- [Task description]: The answer must restate every entry below word for word.
<<<<
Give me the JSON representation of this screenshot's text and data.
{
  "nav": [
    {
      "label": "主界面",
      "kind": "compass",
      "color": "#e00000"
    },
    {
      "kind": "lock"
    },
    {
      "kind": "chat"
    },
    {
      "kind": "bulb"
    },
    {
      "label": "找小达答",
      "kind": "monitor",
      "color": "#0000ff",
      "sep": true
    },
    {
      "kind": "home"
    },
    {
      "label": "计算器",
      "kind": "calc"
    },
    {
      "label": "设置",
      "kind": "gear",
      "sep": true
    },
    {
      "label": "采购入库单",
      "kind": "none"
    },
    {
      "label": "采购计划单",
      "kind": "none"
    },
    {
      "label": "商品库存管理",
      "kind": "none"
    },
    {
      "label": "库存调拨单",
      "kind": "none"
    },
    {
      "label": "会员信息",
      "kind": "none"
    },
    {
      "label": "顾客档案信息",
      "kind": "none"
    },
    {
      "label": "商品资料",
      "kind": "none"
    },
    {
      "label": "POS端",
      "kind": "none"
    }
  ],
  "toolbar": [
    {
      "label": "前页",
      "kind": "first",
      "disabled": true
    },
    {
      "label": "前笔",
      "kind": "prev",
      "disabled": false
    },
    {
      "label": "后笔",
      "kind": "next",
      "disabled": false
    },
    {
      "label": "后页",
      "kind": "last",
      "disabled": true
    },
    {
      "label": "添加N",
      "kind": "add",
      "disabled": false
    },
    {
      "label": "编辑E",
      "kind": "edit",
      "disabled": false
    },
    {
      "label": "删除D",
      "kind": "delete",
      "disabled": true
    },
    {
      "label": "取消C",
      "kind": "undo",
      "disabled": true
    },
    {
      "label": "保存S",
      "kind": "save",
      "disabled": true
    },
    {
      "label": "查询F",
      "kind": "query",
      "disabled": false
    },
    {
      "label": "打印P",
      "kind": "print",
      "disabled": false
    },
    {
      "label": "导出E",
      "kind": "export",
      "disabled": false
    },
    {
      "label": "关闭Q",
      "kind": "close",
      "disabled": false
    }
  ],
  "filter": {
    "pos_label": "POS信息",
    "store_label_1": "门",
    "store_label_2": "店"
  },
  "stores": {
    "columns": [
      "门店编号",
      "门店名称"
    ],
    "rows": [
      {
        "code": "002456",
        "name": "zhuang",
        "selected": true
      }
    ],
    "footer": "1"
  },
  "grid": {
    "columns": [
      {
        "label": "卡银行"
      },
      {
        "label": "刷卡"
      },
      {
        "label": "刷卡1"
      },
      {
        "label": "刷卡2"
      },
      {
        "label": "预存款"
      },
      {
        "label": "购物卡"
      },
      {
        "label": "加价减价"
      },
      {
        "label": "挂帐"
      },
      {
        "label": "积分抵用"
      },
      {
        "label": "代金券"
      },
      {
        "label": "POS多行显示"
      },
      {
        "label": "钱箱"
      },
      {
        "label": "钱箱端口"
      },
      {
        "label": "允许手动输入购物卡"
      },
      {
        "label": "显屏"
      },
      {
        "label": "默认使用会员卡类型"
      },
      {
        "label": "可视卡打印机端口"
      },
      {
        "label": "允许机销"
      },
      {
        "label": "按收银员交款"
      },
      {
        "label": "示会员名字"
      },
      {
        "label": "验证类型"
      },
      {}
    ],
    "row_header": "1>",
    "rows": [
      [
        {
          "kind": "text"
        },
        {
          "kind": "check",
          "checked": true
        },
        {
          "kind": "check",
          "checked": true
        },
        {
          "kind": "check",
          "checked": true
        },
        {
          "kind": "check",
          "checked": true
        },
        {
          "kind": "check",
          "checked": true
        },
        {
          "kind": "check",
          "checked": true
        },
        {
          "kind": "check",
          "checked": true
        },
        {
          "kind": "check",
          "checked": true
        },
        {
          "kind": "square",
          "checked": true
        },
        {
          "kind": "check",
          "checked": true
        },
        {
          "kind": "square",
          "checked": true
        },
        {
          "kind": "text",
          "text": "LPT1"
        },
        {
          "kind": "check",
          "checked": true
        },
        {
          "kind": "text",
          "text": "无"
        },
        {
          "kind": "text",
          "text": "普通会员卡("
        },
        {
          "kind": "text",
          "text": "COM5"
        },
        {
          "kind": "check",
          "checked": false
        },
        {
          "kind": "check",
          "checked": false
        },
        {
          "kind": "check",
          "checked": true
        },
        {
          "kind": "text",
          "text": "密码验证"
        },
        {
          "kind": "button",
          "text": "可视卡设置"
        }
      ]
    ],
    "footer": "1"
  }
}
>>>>
- [Task response]:
Give me the JSON representation of this screenshot's text and data.
{
  "nav": [
    {
      "label": "主界面",
      "kind": "compass",
      "color": "#e00000"
    },
    {
      "kind": "lock"
    },
    {
      "kind": "chat"
    },
    {
      "kind": "bulb"
    },
    {
      "label": "找小达答",
      "kind": "monitor",
      "color": "#0000ff",
      "sep": true
    },
    {
      "kind": "home"
    },
    {
      "label": "计算器",
      "kind": "calc"
    },
    {
      "label": "设置",
      "kind": "gear",
      "sep": true
    },
    {
      "label": "采购入库单",
      "kind": "none"
    },
    {
      "label": "采购计划单",
      "kind": "none"
    },
    {
      "label": "商品库存管理",
      "kind": "none"
    },
    {
      "label": "库存调拨单",
      "kind": "none"
    },
    {
      "label": "会员信息",
      "kind": "none"
    },
    {
      "label": "顾客档案信息",
      "kind": "none"
    },
    {
      "label": "商品资料",
      "kind": "none"
    },
    {
      "label": "POS端",
      "kind": "none"
    }
  ],
  "toolbar": [
    {
      "label": "前页",
      "kind": "first",
      "disabled": true
    },
    {
      "label": "前笔",
      "kind": "prev",
      "disabled": false
    },
    {
      "label": "后笔",
      "kind": "next",
      "disabled": false
    },
    {
      "label": "后页",
      "kind": "last",
      "disabled": true
    },
    {
      "label": "添加N",
      "kind": "add",
      "disabled": false
    },
    {
      "label": "编辑E",
      "kind": "edit",
      "disabled": false
    },
    {
      "label": "删除D",
      "kind": "delete",
      "disabled": true
    },
    {
      "label": "取消C",
      "kind": "undo",
      "disabled": true
    },
    {
      "label": "保存S",
      "kind": "save",
      "disabled": true
    },
    {
      "label": "查询F",
      "kind": "query",
      "disabled": false
    },
    {
      "label": "打印P",
      "kind": "print",
      "disabled": false
    },
    {
      "label": "导出E",
      "kind": "export",
      "disabled": false
    },
    {
      "label": "关闭Q",
      "kind": "close",
      "disabled": false
    }
  ],
  "filter": {
    "pos_label": "POS信息",
    "store_label_1": "门",
    "store_label_2": "店"
  },
  "stores": {
    "columns": [
      "门店编号",
      "门店名称"
    ],
    "rows": [
      {
        "code": "002456",
        "name": "zhuang",
        "selected": true
      }
    ],
    "footer": "1"
  },
  "grid": {
    "columns": [
      {
        "label": "卡银行"
      },
      {
        "label": "刷卡"
      },
      {
        "label": "刷卡1"
      },
      {
        "label": "刷卡2"
      },
      {
        "label": "预存款"
      },
      {
        "label": "购物卡"
      },
      {
        "label": "加价减价"
      },
      {
        "label": "挂帐"
      },
      {
        "label": "积分抵用"
      },
      {
        "label": "代金券"
      },
      {
        "label": "POS多行显示"
      },
      {
        "label": "钱箱"
      },
      {
        "label": "钱箱端口"
      },
      {
        "label": "允许手动输入购物卡"
      },
      {
        "label": "显屏"
      },
      {
        "label": "默认使用会员卡类型"
      },
      {
        "label": "可视卡打印机端口"
      },
      {
        "label": "允许机销"
      },
      {
        "label": "按收银员交款"
      },
      {
        "label": "示会员名字"
      },
      {
        "label": "验证类型"
      },
      {}
    ],
    "row_header": "1>",
    "rows": [
      [
        {
          "kind": "text"
        },
        {
          "kind": "check",
          "checked": true
        },
        {
          "kind": "check",
          "checked": true
        },
        {
          "kind": "check",
          "checked": true
        },
        {
          "kind": "check",
          "checked": true
        },
        {
          "kind": "check",
          "checked": true
        },
        {
          "kind": "check",
          "checked": true
        },
        {
          "kind": "check",
          "checked": true
        },
        {
          "kind": "check",
          "checked": true
        },
        {
          "kind": "square",
          "checked": true
        },
        {
          "kind": "check",
          "checked": true
        },
        {
          "kind": "square",
          "checked": true
        },
        {
          "kind": "text",
          "text": "LPT1"
        },
        {
          "kind": "check",
          "checked": true
        },
        {
          "kind": "text",
          "text": "无"
        },
        {
          "kind": "text",
          "text": "普通会员卡("
        },
        {
          "kind": "text",
          "text": "COM5"
        },
        {
          "kind": "check",
          "checked": false
        },
        {
          "kind": "check",
          "checked": false
        },
        {
          "kind": "check",
          "checked": true
        },
        {
          "kind": "text",
          "text": "密码验证"
        },
        {
          "kind": "button",
          "text": "可视卡设置"
        }
      ]
    ],
    "footer": "1"
  }
}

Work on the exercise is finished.